Recorded data -
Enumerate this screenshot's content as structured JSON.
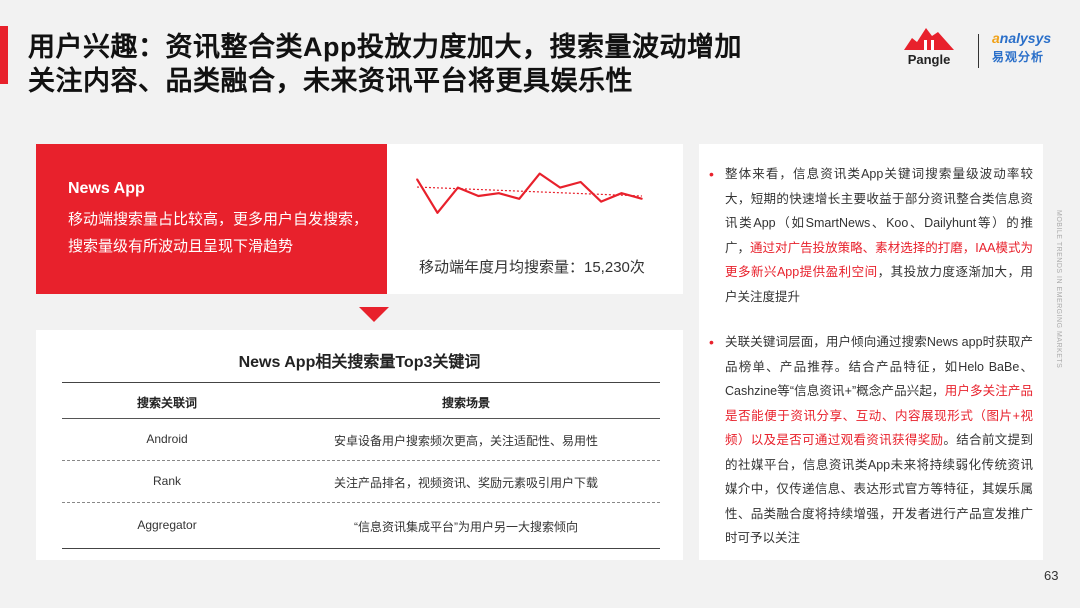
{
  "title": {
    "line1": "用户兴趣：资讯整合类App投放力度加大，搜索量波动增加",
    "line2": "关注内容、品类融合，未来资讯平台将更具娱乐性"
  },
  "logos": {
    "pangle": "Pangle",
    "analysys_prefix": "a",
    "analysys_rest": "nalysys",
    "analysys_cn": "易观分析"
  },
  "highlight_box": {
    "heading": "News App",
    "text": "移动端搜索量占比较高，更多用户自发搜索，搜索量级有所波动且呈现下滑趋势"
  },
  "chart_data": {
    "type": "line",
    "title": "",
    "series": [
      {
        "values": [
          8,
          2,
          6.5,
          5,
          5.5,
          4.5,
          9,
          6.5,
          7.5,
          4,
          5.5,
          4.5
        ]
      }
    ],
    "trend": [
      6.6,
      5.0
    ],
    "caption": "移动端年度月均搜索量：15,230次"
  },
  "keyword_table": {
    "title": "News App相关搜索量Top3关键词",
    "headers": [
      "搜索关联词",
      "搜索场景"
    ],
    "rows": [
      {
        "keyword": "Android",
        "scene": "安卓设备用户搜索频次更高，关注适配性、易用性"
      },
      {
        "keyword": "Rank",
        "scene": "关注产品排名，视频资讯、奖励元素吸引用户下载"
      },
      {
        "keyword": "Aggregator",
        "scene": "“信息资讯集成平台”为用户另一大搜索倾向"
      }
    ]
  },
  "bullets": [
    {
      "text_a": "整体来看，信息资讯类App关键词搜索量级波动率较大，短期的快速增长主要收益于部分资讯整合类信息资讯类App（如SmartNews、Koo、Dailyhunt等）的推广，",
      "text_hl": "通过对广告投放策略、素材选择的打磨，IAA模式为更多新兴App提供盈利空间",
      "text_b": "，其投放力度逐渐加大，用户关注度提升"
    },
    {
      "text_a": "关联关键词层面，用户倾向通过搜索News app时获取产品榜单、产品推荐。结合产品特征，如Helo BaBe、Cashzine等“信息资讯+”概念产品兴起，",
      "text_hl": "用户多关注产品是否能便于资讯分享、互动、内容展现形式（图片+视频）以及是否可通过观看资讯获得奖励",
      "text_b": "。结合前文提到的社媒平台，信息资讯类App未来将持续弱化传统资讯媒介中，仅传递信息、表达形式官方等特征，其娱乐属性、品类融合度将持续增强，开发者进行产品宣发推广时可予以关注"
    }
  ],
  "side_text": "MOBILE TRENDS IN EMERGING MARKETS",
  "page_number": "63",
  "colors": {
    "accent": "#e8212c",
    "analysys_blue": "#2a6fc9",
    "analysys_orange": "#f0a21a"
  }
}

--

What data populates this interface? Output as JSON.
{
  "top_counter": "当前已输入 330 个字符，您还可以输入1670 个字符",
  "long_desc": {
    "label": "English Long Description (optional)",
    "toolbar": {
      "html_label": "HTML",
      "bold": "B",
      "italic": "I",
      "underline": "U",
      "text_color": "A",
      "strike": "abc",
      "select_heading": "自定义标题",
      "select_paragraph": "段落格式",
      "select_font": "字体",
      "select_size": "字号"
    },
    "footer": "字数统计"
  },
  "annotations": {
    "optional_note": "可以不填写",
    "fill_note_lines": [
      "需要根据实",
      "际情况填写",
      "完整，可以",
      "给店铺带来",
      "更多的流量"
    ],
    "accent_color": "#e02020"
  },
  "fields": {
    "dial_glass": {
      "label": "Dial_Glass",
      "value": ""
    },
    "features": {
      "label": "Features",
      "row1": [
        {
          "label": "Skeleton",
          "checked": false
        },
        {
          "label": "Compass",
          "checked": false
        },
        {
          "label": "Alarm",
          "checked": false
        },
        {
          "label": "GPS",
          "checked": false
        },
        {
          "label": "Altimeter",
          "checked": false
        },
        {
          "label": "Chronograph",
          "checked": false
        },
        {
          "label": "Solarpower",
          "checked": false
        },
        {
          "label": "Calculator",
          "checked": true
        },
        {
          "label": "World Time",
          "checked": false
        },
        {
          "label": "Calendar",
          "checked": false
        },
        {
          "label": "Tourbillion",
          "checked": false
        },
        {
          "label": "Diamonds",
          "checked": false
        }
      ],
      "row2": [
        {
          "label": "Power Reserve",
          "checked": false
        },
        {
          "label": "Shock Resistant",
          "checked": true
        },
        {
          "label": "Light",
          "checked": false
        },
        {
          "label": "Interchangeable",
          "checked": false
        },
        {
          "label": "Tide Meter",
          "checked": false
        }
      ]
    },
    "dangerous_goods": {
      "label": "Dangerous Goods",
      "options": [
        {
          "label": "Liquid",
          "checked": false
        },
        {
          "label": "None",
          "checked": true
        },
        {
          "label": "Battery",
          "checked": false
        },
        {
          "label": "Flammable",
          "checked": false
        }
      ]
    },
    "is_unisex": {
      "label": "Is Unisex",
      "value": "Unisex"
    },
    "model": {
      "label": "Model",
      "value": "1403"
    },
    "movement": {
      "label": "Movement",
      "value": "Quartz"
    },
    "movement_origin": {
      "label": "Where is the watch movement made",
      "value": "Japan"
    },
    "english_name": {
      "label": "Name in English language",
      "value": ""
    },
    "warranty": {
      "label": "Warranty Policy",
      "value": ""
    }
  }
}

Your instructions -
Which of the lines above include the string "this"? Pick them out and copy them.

Answer for the task -
Enumerate this screenshot's content as structured JSON.
What data populates this interface? Output as JSON.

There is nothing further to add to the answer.